There is some evidence to suggest that the material may cause moderate inflammation of the skin either following direct contact or after a delay of some time. Repeated exposure can cause contact dermatitis which is characterized by redness, swelling and blistering. Skin contact is not thought to produce harmful health effects (as classified using animal models). Systemic harm, however, has been identified following exposure of animals by at least one other route and the material may still produce health damage following entry through wounds, lesions or abrasions. Good hygiene practice requires that exposure be kept to a minimum and that suitable gloves be used in an occupational setting. Solution of material in moisture on the skin, or perspiration, mayincrease irritant effects.
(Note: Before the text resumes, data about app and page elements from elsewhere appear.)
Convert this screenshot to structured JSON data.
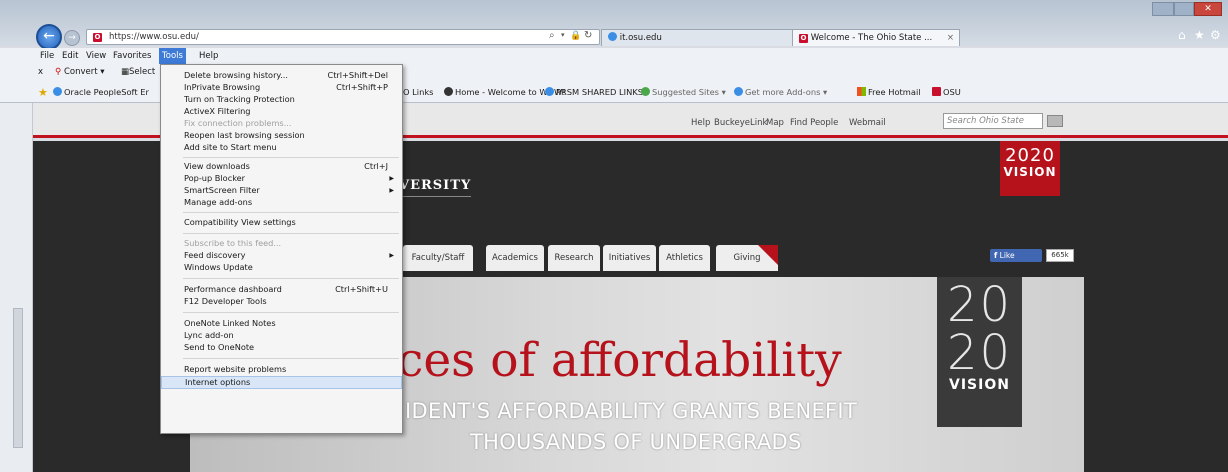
{
  "browser": {
    "url": "https://www.osu.edu/",
    "search_tab_label": "it.osu.edu",
    "active_tab_label": "Welcome - The Ohio State ...",
    "tab_close": "×"
  },
  "menubar": [
    "File",
    "Edit",
    "View",
    "Favorites",
    "Tools",
    "Help"
  ],
  "command_bar": {
    "convert": "Convert",
    "select": "Select"
  },
  "favorites": [
    "Oracle PeopleSoft Er",
    "O Links",
    "Home - Welcome to WOW!",
    "PRSM SHARED LINKS",
    "Suggested Sites",
    "Get more Add-ons",
    "Free Hotmail",
    "OSU"
  ],
  "tools_menu": {
    "items": [
      {
        "label": "Delete browsing history...",
        "shortcut": "Ctrl+Shift+Del"
      },
      {
        "label": "InPrivate Browsing",
        "shortcut": "Ctrl+Shift+P"
      },
      {
        "label": "Turn on Tracking Protection"
      },
      {
        "label": "ActiveX Filtering"
      },
      {
        "label": "Fix connection problems...",
        "disabled": true
      },
      {
        "label": "Reopen last browsing session"
      },
      {
        "label": "Add site to Start menu"
      },
      {
        "label": "View downloads",
        "shortcut": "Ctrl+J"
      },
      {
        "label": "Pop-up Blocker",
        "submenu": true
      },
      {
        "label": "SmartScreen Filter",
        "submenu": true
      },
      {
        "label": "Manage add-ons"
      },
      {
        "label": "Compatibility View settings"
      },
      {
        "label": "Subscribe to this feed...",
        "disabled": true
      },
      {
        "label": "Feed discovery",
        "submenu": true
      },
      {
        "label": "Windows Update"
      },
      {
        "label": "Performance dashboard",
        "shortcut": "Ctrl+Shift+U"
      },
      {
        "label": "F12 Developer Tools"
      },
      {
        "label": "OneNote Linked Notes"
      },
      {
        "label": "Lync add-on"
      },
      {
        "label": "Send to OneNote"
      },
      {
        "label": "Report website problems"
      },
      {
        "label": "Internet options",
        "highlighted": true
      }
    ]
  },
  "site": {
    "utility_links": [
      "Help",
      "BuckeyeLink",
      "Map",
      "Find People",
      "Webmail"
    ],
    "search_placeholder": "Search Ohio State",
    "university_partial": "VERSITY",
    "vision_year": "2020",
    "vision_word": "VISION",
    "nav_tabs": [
      "Faculty/Staff",
      "Academics",
      "Research",
      "Initiatives",
      "Athletics",
      "Giving"
    ],
    "like_label": "Like",
    "like_count": "665k",
    "headline": "ces of affordability",
    "subhead_line1": "IDENT'S AFFORDABILITY GRANTS BENEFIT",
    "subhead_line2": "THOUSANDS OF UNDERGRADS",
    "big_20_top": "20",
    "big_20_bottom": "20",
    "big_vision": "VISION"
  },
  "colors": {
    "osu_scarlet": "#b5121b",
    "menu_highlight": "#3d7bd6"
  }
}
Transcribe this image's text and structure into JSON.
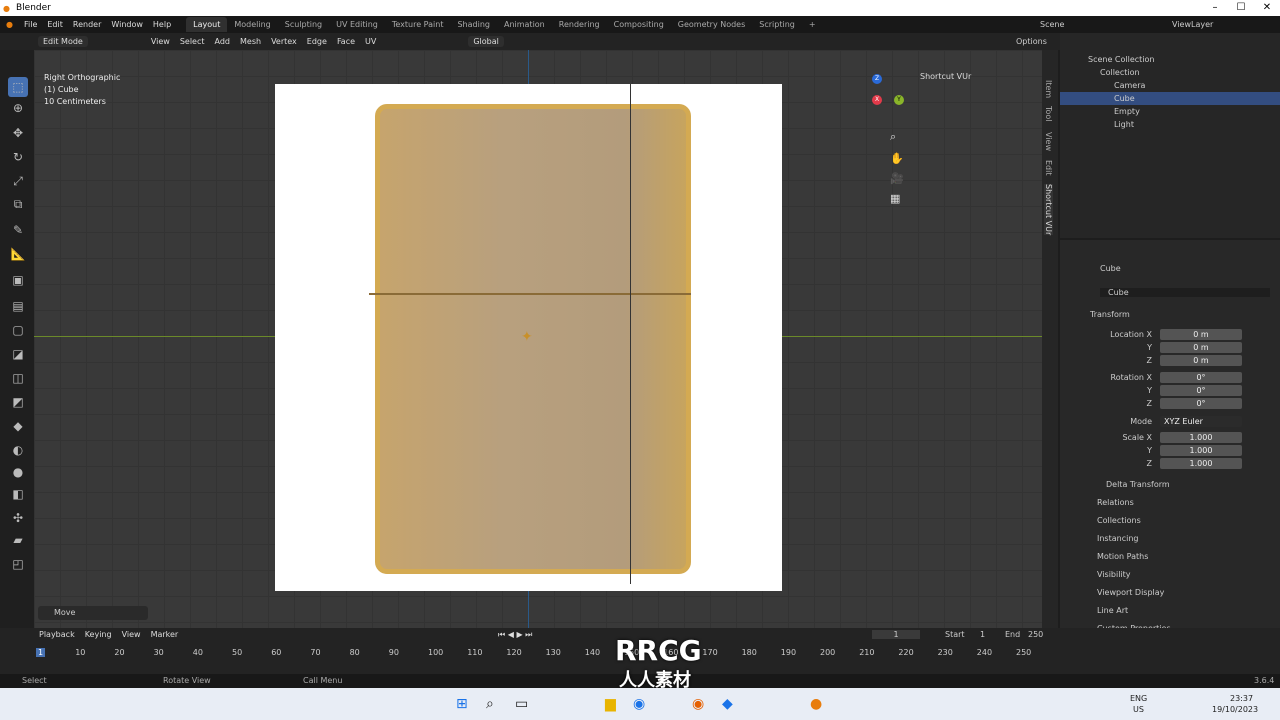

Entry into the blood-stream, through, for example, cuts, abrasions or lesions, may produce systemic injury with harmful effects. Examine the skin prior to the use of the material and ensure that any external damage is suitably protected.
The material is not thought to produce either adverse health effects or irritation of the respiratory tract following inhalation (as classified using animal models). Nevertheless, adverse effects have been produced following exposure of animals by at least one other route and good hygiene practice requires that exposure be kept to a minimum and that suitable control measures be used in an occupational setting.
There has been some concern that this material can cause cancer or mutations but there is not enough data to make an assessment. Limited evidence suggests that repeated or long-term occupational exposure may produce cumulative health effects involving organs or biochemical systems. Inhalation of dusts containing crystalline silicas may lead to silicosis. Effects are cumulative, with scarring, impairment of breathing, emphysema, and restriction and obstruction of lung function. Chronic symptoms include decreased lung capacity and chest infections. Scarring often does not appear until after many months of exposure, and smoking increases the risk. Silicosis can progress even when exposure is removed. It has been claimed that silicosis can increase the risk of cancer of the lung and bronchi developing. Some jurisdictions require health surveillance be conducted on workers occupationally exposed to crystalline silica. Repeated exposures, in an occupational setting, to high levels of fine- divided dusts may produce a condition known as pneumoconiosis which is the lodgement of any inhaled dusts in the lung irrespective of the effect. This is particularly true when a significant number of particles less than 0.5 microns (1/50,000 inch), are present. Lung shadows are seen in the X-ray. Symptoms of pneumoconiosis may include a progressive dry cough, shortness of breath on exertion, increased chest expansion, weakness and weight loss. As the disease progresses the cough produces a stringy mucous, vital capacity decreases further and shortness of breath becomes more severe. Pneumoconiosis is the accumulation of dusts in the lungs and the tissue reaction in its presence. It is further classified as being of noncollagenous or collagenous types. Noncollagenous pneumoconiosis, the benign form, is identified by minimal stromal reaction, consists mainly of reticulin fibres, an intact alveolar architecture and is potentially reversible.